Gene_locus related to this paper: 9bact-q1py93 , 9bact-q1q3k9 , 9bact-q1q414

Title : The genome of Desulfotalea psychrophila, a sulfate-reducing bacterium from permanently cold Arctic sediments - Rabus_2004_Environ.Microbiol_6_887
Author(s) : Rabus R , Ruepp A , Frickey T , Rattei T , Fartmann B , Stark M , Bauer M , Zibat A , Lombardot T , Becker I , Amann J , Gellner K , Teeling H , Leuschner WD , Glockner FO , Lupas AN , Amann R , Klenk HP
Ref : Environ Microbiol , 6 :887 , 2004
Abstract : Desulfotalea psychrophila is a marine sulfate-reducing delta-proteobacterium that is able to grow at in situ temperatures below 0 degrees C. As abundant members of the microbial community in permanently cold marine sediments, D. psychrophila-like bacteria contribute to the global cycles of carbon and sulfur. Here, we describe the genome sequence of D. psychrophila strain LSv54, which consists of a 3 523 383 bp circular chromosome with 3118 predicted genes and two plasmids of 121 586 bp and 14 663 bp. Analysis of the genome gave insight into the metabolic properties of the organism, e.g. the presence of TRAP-T systems as a major route for the uptake of C(4)-dicarboxylates, the unexpected presence of genes from the TCA cycle, a TAT secretion system, the lack of a beta-oxidation complex and typical Desulfovibrio cytochromes, such as c(553), c(3) and ncc. D. psychrophila encodes more than 30 two-component regulatory systems, including a new Ntr subcluster of hybrid kinases, nine putative cold shock proteins and nine potentially cold shock-inducible proteins. A comparison of D. psychrophila's genome features with those of the only other published genome from a sulfate reducer, the hyperthermophilic archaeon Archaeoglobus fulgidus, revealed many striking differences, but only a few shared features.
ESTHER : Rabus_2004_Environ.Microbiol_6_887
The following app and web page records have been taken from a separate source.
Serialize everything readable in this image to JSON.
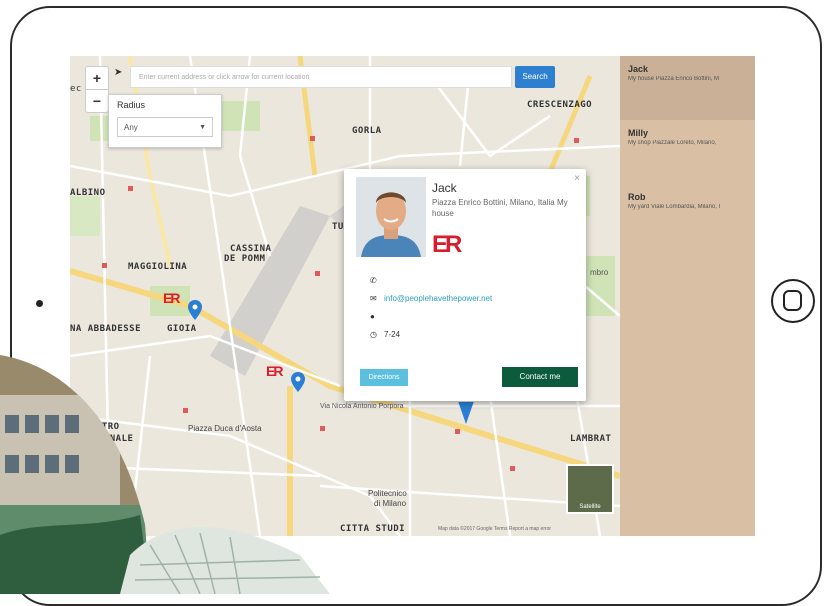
{
  "search": {
    "placeholder": "Enter current address or click arrow for current location",
    "button_label": "Search"
  },
  "zoom": {
    "in_label": "+",
    "out_label": "−"
  },
  "radius": {
    "label": "Radius",
    "selected": "Any"
  },
  "map_labels": {
    "crescenzago": "CRESCENZAGO",
    "gorla": "GORLA",
    "albino": "ALBINO",
    "cassina": "CASSINA",
    "de_pomm": "DE POMM",
    "maggiolina": "MAGGIOLINA",
    "abbadesse": "NA ABBADESSE",
    "gioia": "GIOIA",
    "centro": "ENTRO",
    "zionale": "ZIONALE",
    "piazza_duca": "Piazza Duca d'Aosta",
    "lambrate": "LAMBRAT",
    "politecnico": "Politecnico",
    "di_milano": "di Milano",
    "citta_studi": "CITTA STUDI",
    "via_nicola": "Via Nicola Antonio Porpora",
    "ec": "ec",
    "tu": "TU",
    "mbro": "mbro"
  },
  "popup": {
    "name": "Jack",
    "address": "Piazza Enrico Bottini, Milano, Italia My house",
    "logo_text": "ER",
    "email": "info@peoplehavethepower.net",
    "hours": "7-24",
    "directions_label": "Directions",
    "contact_label": "Contact me",
    "close": "×"
  },
  "satellite_label": "Satellite",
  "attribution": "Map data ©2017 Google   Terms  Report a map error",
  "list": [
    {
      "name": "Jack",
      "detail": "My house Piazza Enrico Bottini, M"
    },
    {
      "name": "Milly",
      "detail": "My shop Piazzale Loreto, Milano,"
    },
    {
      "name": "Rob",
      "detail": "My yard Viale Lombardia, Milano, I"
    }
  ],
  "colors": {
    "search_button": "#2d7fd0",
    "contact_button": "#0b5b3c",
    "directions_button": "#5bc0de",
    "sidebar": "#d9bfa4",
    "brand_red": "#d81e2c",
    "pin_blue": "#2a7fd4"
  },
  "icons": [
    "locate-arrow-icon",
    "phone-icon",
    "envelope-icon",
    "globe-icon",
    "clock-icon",
    "map-pin-icon"
  ]
}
PubMedSearch : Rabus_2004_Environ.Microbiol_6_887
PubMedID: 15305914
Gene_locus related to this paper: desps-q6ajw5 , desps-q6ak51 , desps-q6ak75 , desps-q6akv7 , desps-q6and7 , desps-q6anv2 , desps-q6ar42 , desps-q6ara4

Title : Illuminating the evolutionary history of chlamydiae - Horn_2004_Science_304_728
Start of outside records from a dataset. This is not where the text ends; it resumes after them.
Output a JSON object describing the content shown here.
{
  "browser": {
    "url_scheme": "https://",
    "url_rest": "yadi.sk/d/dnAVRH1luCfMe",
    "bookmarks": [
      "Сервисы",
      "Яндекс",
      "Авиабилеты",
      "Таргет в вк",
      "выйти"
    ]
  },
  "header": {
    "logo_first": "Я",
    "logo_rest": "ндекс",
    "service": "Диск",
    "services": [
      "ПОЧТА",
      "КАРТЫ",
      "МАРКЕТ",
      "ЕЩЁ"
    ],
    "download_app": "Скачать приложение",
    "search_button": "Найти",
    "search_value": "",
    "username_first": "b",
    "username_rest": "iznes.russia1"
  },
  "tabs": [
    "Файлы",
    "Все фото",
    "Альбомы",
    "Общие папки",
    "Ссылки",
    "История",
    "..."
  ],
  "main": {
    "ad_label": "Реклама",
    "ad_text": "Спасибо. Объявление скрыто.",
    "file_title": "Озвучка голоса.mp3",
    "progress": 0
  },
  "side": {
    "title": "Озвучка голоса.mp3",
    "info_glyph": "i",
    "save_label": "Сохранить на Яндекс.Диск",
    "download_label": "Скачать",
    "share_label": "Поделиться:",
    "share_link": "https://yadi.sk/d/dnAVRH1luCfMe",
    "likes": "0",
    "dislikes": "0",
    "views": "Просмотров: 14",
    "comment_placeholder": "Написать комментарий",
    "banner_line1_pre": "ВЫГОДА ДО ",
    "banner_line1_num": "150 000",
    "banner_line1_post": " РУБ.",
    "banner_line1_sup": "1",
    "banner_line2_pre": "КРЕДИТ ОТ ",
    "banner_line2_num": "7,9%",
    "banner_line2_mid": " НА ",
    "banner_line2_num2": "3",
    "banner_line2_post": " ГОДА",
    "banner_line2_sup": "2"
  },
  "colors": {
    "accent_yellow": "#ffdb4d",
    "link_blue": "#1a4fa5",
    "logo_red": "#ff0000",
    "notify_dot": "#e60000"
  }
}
Author(s) : Horn M , Collingro A , Schmitz-Esser S , Beier CL , Purkhold U , Fartmann B , Brandt P , Nyakatura GJ , Droege M , Frishman D , Rattei T , Mewes HW , Wagner M
Ref : Science , 304 :728 , 2004
Abstract : Chlamydiae are the major cause of preventable blindness and sexually transmitted disease. Genome analysis of a chlamydia-related symbiont of free-living amoebae revealed that it is twice as large as any of the pathogenic chlamydiae and had few signs of recent lateral gene acquisition. We showed that about 700 million years ago the last common ancestor of pathogenic and symbiotic chlamydiae was already adapted to intracellular survival in early eukaryotes and contained many virulence factors found in modern pathogenic chlamydiae, including a type III secretion system. Ancient chlamydiae appear to be the originators of mechanisms for the exploitation of eukaryotic cells.
ESTHER : Horn_2004_Science_304_728
PubMedSearch : Horn_2004_Science_304_728
PubMedID: 15073324
Gene_locus related to this paper: paruw-q6m9q5 , paruw-q6m9q7 , paruw-q6mcu6 , paruw-q6mev0